The primary indicator of infection is body temperature. A fevered person is sick and has 10 to 1,000,000 times more contagion coming from them in breath and other emissions than someone who is well. For the purpose of casual contact and ill borne illness, a person is not considered to be sick one day before and one day after symptoms of the flu are apparent. Another factor that determines the potency of a super spreader is the level of dryness in the indoor air. Viruses are 10 times more viable and likely to spread on dryer days.

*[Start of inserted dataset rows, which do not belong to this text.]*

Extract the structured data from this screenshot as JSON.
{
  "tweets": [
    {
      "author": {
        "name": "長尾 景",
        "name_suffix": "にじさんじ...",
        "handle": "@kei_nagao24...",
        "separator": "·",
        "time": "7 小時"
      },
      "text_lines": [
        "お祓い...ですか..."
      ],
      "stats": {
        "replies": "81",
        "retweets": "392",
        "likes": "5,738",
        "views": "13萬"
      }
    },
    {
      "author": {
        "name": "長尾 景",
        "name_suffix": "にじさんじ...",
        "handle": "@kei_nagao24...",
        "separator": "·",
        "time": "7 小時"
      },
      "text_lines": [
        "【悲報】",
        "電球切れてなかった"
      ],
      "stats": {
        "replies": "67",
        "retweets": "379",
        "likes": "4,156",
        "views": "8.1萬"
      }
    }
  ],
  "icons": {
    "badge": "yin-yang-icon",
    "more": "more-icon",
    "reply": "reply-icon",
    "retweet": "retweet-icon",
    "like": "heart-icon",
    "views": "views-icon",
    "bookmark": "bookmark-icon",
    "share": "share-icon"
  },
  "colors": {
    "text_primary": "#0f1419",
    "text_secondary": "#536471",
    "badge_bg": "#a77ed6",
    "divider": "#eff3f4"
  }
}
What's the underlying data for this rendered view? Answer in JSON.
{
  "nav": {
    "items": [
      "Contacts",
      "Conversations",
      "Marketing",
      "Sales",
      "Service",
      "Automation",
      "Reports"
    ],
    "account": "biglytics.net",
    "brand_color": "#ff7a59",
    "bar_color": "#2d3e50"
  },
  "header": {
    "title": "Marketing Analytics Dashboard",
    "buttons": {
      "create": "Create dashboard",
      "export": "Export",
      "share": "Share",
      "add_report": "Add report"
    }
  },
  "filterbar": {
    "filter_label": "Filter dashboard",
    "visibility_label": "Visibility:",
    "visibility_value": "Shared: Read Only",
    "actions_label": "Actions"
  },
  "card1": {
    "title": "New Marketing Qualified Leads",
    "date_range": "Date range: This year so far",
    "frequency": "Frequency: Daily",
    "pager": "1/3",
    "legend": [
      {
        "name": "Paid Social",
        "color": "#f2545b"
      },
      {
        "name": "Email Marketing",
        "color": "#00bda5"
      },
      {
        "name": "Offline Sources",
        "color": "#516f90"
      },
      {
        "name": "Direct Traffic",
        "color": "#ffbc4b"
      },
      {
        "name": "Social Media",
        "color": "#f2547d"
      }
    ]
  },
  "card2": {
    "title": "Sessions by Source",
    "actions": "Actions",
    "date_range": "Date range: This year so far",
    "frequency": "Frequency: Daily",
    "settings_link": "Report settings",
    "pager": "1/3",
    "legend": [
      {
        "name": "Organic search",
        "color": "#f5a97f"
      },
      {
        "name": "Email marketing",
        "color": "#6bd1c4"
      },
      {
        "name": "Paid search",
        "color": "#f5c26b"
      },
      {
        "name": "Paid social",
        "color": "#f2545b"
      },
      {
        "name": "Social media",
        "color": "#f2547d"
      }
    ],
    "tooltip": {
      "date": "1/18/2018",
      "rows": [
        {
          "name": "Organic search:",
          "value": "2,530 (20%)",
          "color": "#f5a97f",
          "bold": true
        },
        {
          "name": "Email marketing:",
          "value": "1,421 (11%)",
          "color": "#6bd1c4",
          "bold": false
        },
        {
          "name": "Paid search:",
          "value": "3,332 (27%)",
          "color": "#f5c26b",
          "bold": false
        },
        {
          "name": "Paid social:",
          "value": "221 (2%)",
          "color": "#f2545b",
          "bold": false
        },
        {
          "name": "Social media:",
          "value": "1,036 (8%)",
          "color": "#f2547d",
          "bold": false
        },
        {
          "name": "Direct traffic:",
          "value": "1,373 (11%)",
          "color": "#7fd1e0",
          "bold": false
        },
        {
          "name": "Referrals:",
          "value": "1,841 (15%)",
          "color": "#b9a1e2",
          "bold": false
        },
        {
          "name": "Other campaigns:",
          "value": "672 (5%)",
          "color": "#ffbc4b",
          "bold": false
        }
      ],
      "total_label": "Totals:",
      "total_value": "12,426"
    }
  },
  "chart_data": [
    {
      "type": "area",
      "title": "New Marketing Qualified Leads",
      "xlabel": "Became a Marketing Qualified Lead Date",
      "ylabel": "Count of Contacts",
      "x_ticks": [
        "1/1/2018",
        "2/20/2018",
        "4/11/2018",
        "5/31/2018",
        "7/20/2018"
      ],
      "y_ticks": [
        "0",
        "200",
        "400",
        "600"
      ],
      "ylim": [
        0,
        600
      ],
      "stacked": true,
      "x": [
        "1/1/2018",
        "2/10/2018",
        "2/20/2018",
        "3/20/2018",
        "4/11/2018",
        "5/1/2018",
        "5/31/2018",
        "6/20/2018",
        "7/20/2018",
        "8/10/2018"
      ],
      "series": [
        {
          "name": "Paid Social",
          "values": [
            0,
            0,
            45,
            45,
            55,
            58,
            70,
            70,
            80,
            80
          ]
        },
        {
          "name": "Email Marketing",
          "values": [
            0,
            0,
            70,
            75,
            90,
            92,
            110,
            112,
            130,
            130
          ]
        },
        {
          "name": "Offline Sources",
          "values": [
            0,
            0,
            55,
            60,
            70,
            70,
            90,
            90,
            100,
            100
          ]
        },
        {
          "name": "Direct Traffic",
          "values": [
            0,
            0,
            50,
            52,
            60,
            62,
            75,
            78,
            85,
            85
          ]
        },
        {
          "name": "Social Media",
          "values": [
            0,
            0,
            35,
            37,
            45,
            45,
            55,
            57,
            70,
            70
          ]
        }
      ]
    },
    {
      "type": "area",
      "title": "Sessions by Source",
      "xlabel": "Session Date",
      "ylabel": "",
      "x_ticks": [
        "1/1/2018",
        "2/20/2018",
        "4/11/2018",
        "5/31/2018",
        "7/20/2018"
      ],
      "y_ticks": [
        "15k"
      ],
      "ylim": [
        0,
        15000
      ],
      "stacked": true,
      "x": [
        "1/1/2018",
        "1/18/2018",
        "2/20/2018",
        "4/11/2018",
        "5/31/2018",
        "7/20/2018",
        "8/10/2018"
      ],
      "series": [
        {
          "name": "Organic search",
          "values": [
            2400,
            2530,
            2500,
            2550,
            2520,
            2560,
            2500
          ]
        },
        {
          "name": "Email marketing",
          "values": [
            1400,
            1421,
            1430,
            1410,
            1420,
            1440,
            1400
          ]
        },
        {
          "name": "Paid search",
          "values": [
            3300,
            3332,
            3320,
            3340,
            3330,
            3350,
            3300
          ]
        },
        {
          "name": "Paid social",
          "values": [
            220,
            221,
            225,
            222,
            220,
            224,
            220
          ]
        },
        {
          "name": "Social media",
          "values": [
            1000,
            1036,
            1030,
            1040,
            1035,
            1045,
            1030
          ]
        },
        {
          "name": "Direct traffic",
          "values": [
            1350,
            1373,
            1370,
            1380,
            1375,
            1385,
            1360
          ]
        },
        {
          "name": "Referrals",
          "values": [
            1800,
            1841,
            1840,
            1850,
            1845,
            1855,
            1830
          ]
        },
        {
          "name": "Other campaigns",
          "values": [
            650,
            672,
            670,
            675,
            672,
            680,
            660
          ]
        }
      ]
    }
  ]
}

On some dryer days there is an even higher chance for spreading infections and there is a higher immune susceptibility. A sick and fevered person can super spread their infection to other people much easier during these dryer days. For example during the 2003 SARS epidemic a 22 year old was hospitalized with SARS after a trip to Hong Kong.* It was found that the patient was directly linked to probable SARS infections in 21 people during her hospital stay.* Also to note during this period the immune risk and susceptibility in Hong Kong was in a moderate to high risk infection spread and susceptibility state.**
The key to lessen the blow from a super spreader is early detection. Identifying a fever and the onset of illness is the first step to prevent the spread of your infection to other people. If you are sick and fevered staying home from work will lower the spread risk. Super spreaders are not to blame for seasonal outbreaks such as influenza but they do play the lead role in the severity of the outbreak.
**Data pulled from welloWatch. Contact us to find out more about immune and susceptibility risk. http://www.welloinc.com/contact/